*DATA*
+++++

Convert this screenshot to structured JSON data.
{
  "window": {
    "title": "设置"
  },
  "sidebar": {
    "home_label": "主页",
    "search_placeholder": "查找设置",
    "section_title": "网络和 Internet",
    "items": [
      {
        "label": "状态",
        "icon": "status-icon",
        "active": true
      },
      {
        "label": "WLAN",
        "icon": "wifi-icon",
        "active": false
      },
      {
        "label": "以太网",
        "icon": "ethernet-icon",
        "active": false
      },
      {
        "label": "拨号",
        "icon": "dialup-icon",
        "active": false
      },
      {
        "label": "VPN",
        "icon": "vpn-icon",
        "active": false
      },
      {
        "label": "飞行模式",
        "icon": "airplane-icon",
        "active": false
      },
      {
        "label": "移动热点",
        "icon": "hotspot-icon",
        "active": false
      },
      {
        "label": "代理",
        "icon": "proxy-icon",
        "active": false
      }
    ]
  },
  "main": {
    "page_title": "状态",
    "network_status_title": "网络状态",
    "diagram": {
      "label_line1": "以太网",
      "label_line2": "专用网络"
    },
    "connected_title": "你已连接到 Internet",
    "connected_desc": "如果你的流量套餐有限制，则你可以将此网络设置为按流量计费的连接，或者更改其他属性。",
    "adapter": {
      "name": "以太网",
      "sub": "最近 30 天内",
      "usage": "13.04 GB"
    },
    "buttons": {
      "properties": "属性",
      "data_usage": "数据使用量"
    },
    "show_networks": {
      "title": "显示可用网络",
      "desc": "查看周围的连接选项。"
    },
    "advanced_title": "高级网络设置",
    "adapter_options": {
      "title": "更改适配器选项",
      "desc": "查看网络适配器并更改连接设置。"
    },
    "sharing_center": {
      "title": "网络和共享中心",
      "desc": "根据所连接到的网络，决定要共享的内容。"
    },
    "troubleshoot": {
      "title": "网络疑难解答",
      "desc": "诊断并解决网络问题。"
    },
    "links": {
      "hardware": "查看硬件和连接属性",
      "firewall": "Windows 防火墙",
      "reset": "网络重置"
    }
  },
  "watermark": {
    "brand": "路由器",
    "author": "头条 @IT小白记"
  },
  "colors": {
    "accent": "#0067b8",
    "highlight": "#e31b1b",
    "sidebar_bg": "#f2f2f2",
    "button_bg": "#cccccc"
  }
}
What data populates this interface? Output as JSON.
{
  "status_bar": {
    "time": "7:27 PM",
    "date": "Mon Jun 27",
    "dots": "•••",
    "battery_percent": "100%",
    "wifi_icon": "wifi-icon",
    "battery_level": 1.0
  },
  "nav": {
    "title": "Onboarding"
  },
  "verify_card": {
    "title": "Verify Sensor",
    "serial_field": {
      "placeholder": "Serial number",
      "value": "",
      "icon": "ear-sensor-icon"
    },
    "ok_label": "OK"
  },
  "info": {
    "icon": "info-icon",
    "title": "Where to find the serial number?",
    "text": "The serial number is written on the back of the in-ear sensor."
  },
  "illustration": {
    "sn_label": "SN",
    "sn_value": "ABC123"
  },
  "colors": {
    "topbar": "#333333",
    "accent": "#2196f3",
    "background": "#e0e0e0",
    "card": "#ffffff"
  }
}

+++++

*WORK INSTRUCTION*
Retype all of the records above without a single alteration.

*YOUR SOLUTION*
Convert this screenshot to structured JSON data.
{
  "window": {
    "title": "设置"
  },
  "sidebar": {
    "home_label": "主页",
    "search_placeholder": "查找设置",
    "section_title": "网络和 Internet",
    "items": [
      {
        "label": "状态",
        "icon": "status-icon",
        "active": true
      },
      {
        "label": "WLAN",
        "icon": "wifi-icon",
        "active": false
      },
      {
        "label": "以太网",
        "icon": "ethernet-icon",
        "active": false
      },
      {
        "label": "拨号",
        "icon": "dialup-icon",
        "active": false
      },
      {
        "label": "VPN",
        "icon": "vpn-icon",
        "active": false
      },
      {
        "label": "飞行模式",
        "icon": "airplane-icon",
        "active": false
      },
      {
        "label": "移动热点",
        "icon": "hotspot-icon",
        "active": false
      },
      {
        "label": "代理",
        "icon": "proxy-icon",
        "active": false
      }
    ]
  },
  "main": {
    "page_title": "状态",
    "network_status_title": "网络状态",
    "diagram": {
      "label_line1": "以太网",
      "label_line2": "专用网络"
    },
    "connected_title": "你已连接到 Internet",
    "connected_desc": "如果你的流量套餐有限制，则你可以将此网络设置为按流量计费的连接，或者更改其他属性。",
    "adapter": {
      "name": "以太网",
      "sub": "最近 30 天内",
      "usage": "13.04 GB"
    },
    "buttons": {
      "properties": "属性",
      "data_usage": "数据使用量"
    },
    "show_networks": {
      "title": "显示可用网络",
      "desc": "查看周围的连接选项。"
    },
    "advanced_title": "高级网络设置",
    "adapter_options": {
      "title": "更改适配器选项",
      "desc": "查看网络适配器并更改连接设置。"
    },
    "sharing_center": {
      "title": "网络和共享中心",
      "desc": "根据所连接到的网络，决定要共享的内容。"
    },
    "troubleshoot": {
      "title": "网络疑难解答",
      "desc": "诊断并解决网络问题。"
    },
    "links": {
      "hardware": "查看硬件和连接属性",
      "firewall": "Windows 防火墙",
      "reset": "网络重置"
    }
  },
  "watermark": {
    "brand": "路由器",
    "author": "头条 @IT小白记"
  },
  "colors": {
    "accent": "#0067b8",
    "highlight": "#e31b1b",
    "sidebar_bg": "#f2f2f2",
    "button_bg": "#cccccc"
  }
}
What data populates this interface? Output as JSON.
{
  "status_bar": {
    "time": "7:27 PM",
    "date": "Mon Jun 27",
    "dots": "•••",
    "battery_percent": "100%",
    "wifi_icon": "wifi-icon",
    "battery_level": 1.0
  },
  "nav": {
    "title": "Onboarding"
  },
  "verify_card": {
    "title": "Verify Sensor",
    "serial_field": {
      "placeholder": "Serial number",
      "value": "",
      "icon": "ear-sensor-icon"
    },
    "ok_label": "OK"
  },
  "info": {
    "icon": "info-icon",
    "title": "Where to find the serial number?",
    "text": "The serial number is written on the back of the in-ear sensor."
  },
  "illustration": {
    "sn_label": "SN",
    "sn_value": "ABC123"
  },
  "colors": {
    "topbar": "#333333",
    "accent": "#2196f3",
    "background": "#e0e0e0",
    "card": "#ffffff"
  }
}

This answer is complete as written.